But the most important quote from that thread is:

Providing that the resonance, be it from the cone, cabinet or even recording - whatever the source - is x dBs below the fundamental, the BBC proved that it was completely inaudible. Once inaudible to trained listeners on all types of music/speech, that is the end of the matter. Inaudible to the trained listener is as good as the solution needs to be. It is neither necessary nor cost effective (nor good engineering) to continue pushing for a degree of theoretical excellence that nobody can appreciate but everyone must pay for.

Nothing to add.
 

ORNJ

Member
2011-03-15 11:02 pm
CA
I have never heard a Harbeth either but I have always been attracted to their design.

I have read that with modern speaker drivers a lossy cabinet is pointless. However, I argue that no matter what type of driver your are using, a sound wave is a sound wave. No matter the technology implemented the sound waves dont change their size.

I could be wrong in my theory of how to handle audio as so many argue that the strongest, heaviest cabinet is best. However, the bell analogy rings true(pun intended) and some claim it to be marketing "fairy dust".

However, I offer this.

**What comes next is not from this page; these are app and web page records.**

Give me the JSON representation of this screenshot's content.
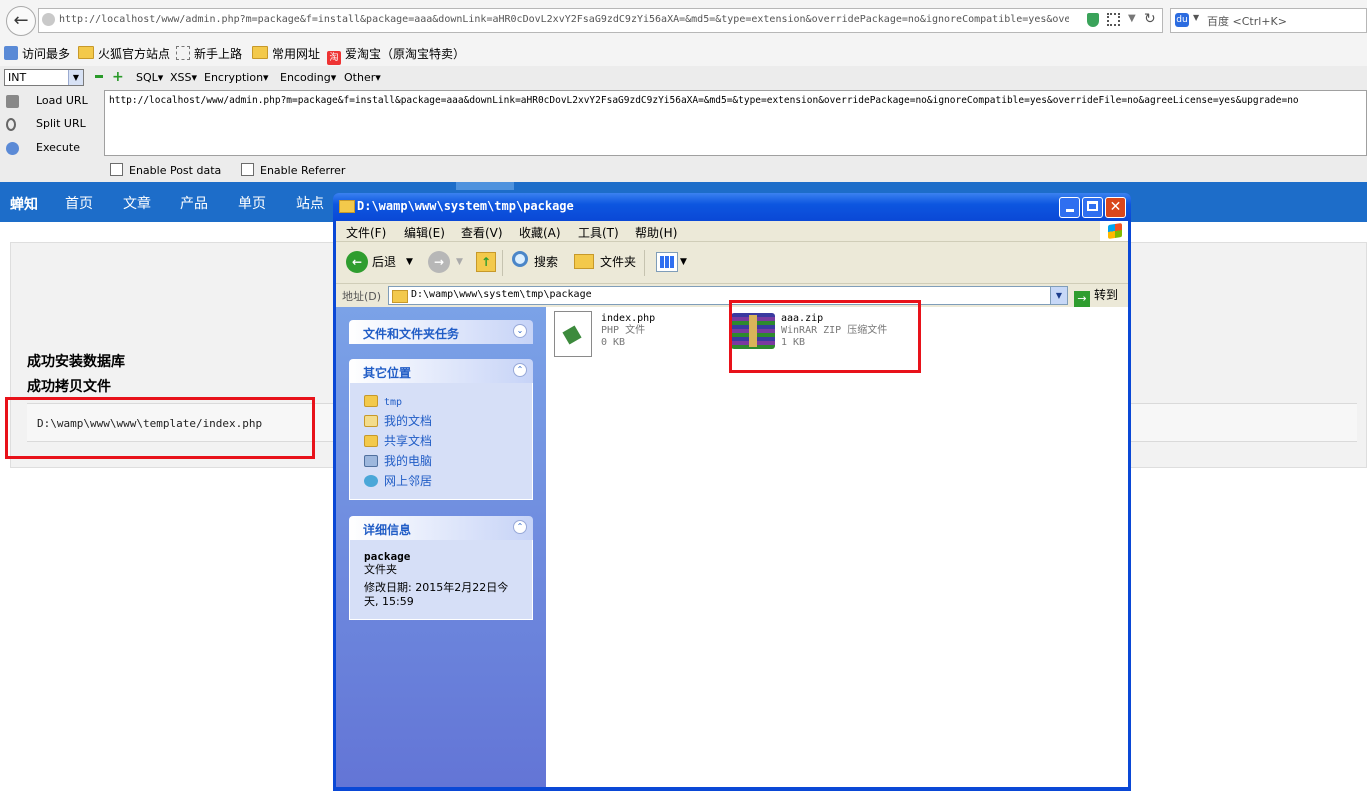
{
  "browser": {
    "url": "http://localhost/www/admin.php?m=package&f=install&package=aaa&downLink=aHR0cDovL2xvY2FsaG9zdC9zYi56aXA=&md5=&type=extension&overridePackage=no&ignoreCompatible=yes&overr",
    "search_placeholder": "百度 <Ctrl+K>",
    "baidu_icon_glyph": "du"
  },
  "bookmarks": [
    {
      "label": "访问最多",
      "icon": "search-icon"
    },
    {
      "label": "火狐官方站点",
      "icon": "folder-icon"
    },
    {
      "label": "新手上路",
      "icon": "dashed-page-icon"
    },
    {
      "label": "常用网址",
      "icon": "folder-icon"
    },
    {
      "label": "爱淘宝（原淘宝特卖）",
      "icon": "taobao-icon"
    }
  ],
  "taobao_glyph": "淘",
  "hackbar": {
    "select_value": "INT",
    "menus": [
      "SQL▾",
      "XSS▾",
      "Encryption▾",
      "Encoding▾",
      "Other▾"
    ],
    "buttons": [
      "Load URL",
      "Split URL",
      "Execute"
    ],
    "url_value": "http://localhost/www/admin.php?m=package&f=install&package=aaa&downLink=aHR0cDovL2xvY2FsaG9zdC9zYi56aXA=&md5=&type=extension&overridePackage=no&ignoreCompatible=yes&overrideFile=no&agreeLicense=yes&upgrade=no",
    "checkboxes": [
      "Enable Post data",
      "Enable Referrer"
    ]
  },
  "site": {
    "brand": "蝉知",
    "nav": [
      "首页",
      "文章",
      "产品",
      "单页",
      "站点"
    ],
    "success_db": "成功安装数据库",
    "success_copy": "成功拷贝文件",
    "copied_path": "D:\\wamp\\www\\www\\template/index.php"
  },
  "explorer": {
    "title": "D:\\wamp\\www\\system\\tmp\\package",
    "menus": [
      "文件(F)",
      "编辑(E)",
      "查看(V)",
      "收藏(A)",
      "工具(T)",
      "帮助(H)"
    ],
    "toolbar": {
      "back": "后退",
      "search": "搜索",
      "folders": "文件夹"
    },
    "address_label": "地址(D)",
    "address_value": "D:\\wamp\\www\\system\\tmp\\package",
    "go_label": "转到",
    "task_sections": {
      "file_tasks": "文件和文件夹任务",
      "other_places": "其它位置",
      "places": [
        {
          "label": "tmp",
          "icon": "folder-icon"
        },
        {
          "label": "我的文档",
          "icon": "my-documents-icon"
        },
        {
          "label": "共享文档",
          "icon": "shared-documents-icon"
        },
        {
          "label": "我的电脑",
          "icon": "my-computer-icon"
        },
        {
          "label": "网上邻居",
          "icon": "network-places-icon"
        }
      ],
      "details": "详细信息",
      "detail_name": "package",
      "detail_type": "文件夹",
      "detail_modified": "修改日期: 2015年2月22日今天, 15:59"
    },
    "files": [
      {
        "name": "index.php",
        "type": "PHP 文件",
        "size": "0 KB",
        "icon": "php-file-icon"
      },
      {
        "name": "aaa.zip",
        "type": "WinRAR ZIP 压缩文件",
        "size": "1 KB",
        "icon": "winrar-archive-icon"
      }
    ]
  },
  "colors": {
    "site_nav": "#1d6dc9",
    "xp_title": "#0a48d6",
    "highlight": "#e8121a",
    "task_link": "#215dc6"
  }
}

Is a Stradivarius the same as any other will made Violin? Why do expensive violins sound better than the cheap ones is it better build quality or the fact that special care is taken with the types of wood used and where it is used? The thickness of the wood in certain locations?

I view a speaker box to be just as much an instrument as a violin. With the drivers being the strings and the box to be the structure that the drivers ring through.

However, Audio is an imperfect science with so many different theories and ways of reproducing sound I dont see any one theory being correct and one wrong but all have their own merit.
 

tinitus

diyAudio Moderator R.I.P.
2005-11-24 1:47 am
I view a speaker box to be just as much an instrument as a violin. With the drivers being the strings and the box to be the structure that the drivers ring through.

better keep them seperated :eek: :D
music instruments and related gear is designed for making music

audio is designed to 'reproduce' music, and for making money


However, Audio is an imperfect science .........

funny, I heard a scientist say that science is like fumbling and not knowing what to do or what happens

and when they know, its out of the scientists hands, and becomes engineering
 

Pano

Administrator
Paid Member
2004-10-07 6:05 am
Panama
The Monitor 40.1 is notable for having almost NO boxiness to the sound.
Hmmm...... Gonna have to disagree here. Having walked directly from an extended demo in the Magnapan room straight to the Harbeth room in Vegas, the coloration of the Harbeth was very noticeable. The coloration was of wood and paper, very distinct. Pleasant, organic, enjoyable, but strongly colored. I assume the woody flavor was from the box.

I like the big Harbeth, but you can hear the box - for better or worse.
Now that I know more about the construction, it's easy to understand why.